In 1928, Philadelphia DXer Charles Schroeder became the first North American DXer to log a Latin American SWBC station when he heard TI4NRH. He not only got a QSL for his reception, TI4NRH sent him a beautiful chair made out of Costa Rican tropical hard woods. The chair was sent in pieces with instructions for assembly and arrived in just twelve days. Mr. Schroeder passed away in 1956, but in 2005 I heard from Schroeder’s daughter, who still had the chair. She sent these photos.
Finding TI4NRH was like finding an unknown time capsule. It was one of the biggest highlights of both my DX career and my travels. And I always hoped to return. In the late 1990s I learned that Lydylia had passed away and that one of her nephews had moved into the house. Sometime around 2010 the antenna tower had become unsafe so the family had it torn down and sold for scrap. However, other than donating a few items to the city museum (something Lydylia had refused to do), the family continued to hold on to Don Amando’s legacy. In 2017, a group of Costa Rican radio amateurs visited the house and published their photos, which were much better than my old ones.

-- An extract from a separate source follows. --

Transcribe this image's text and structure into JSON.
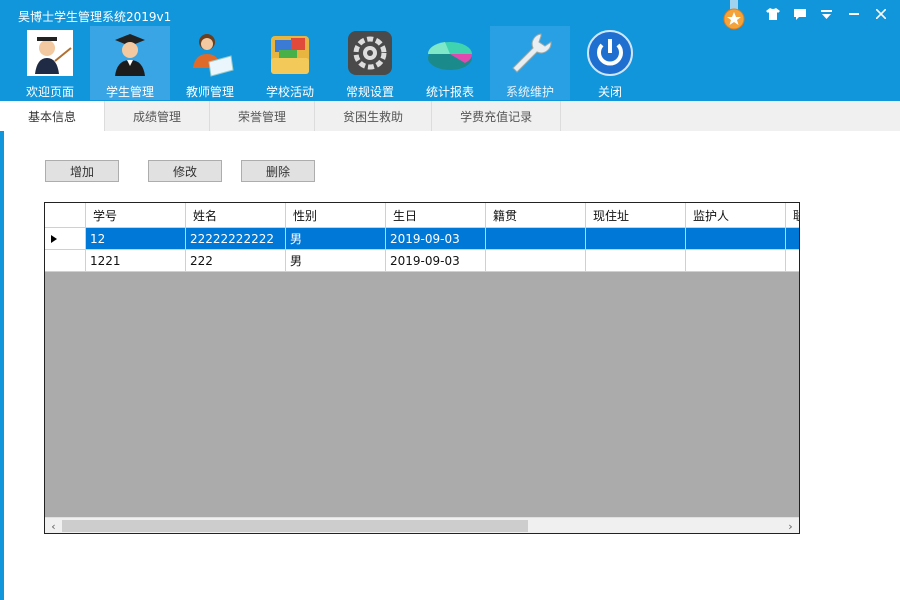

I would like to say that everything is still there for the next visiting DXers to see. But in looking for links to include in this piece I came across some very sad news. The house was demolished in July 2021. Apparently the next generation of the family (Don Amando’s great-grandchildren) had no interest in maintaining the old house and Costa Rica doesn’t have a good program to preserve historical sites. So the city of Heredia had the house torn down. The news article I found (which was very critical of the destruction) didn’t even know what had happened to the station memorabilia that had been in the house. So, unfortunately, this story does not have a happy ending.
- The article about the destruction of the house.
- The 2017 visit by Costa Rican amateurs. Scroll through the photos by clicking on the dots or the white arrows.
- In 1990 I was given several copies of Don Amando’s URA magazine from the 1930s. Images can be downloaded here.
- The On The Shortwaves website of the Committee for the Preservation of Radio Verifications has some excellent material on TIRNRH.
- A six-minute video of photos and movies taken by Don Amando in the 1920s and 1930s (but nothing of the radio station): https://www.youtube.com/watch?v=yXu-7k9Lql0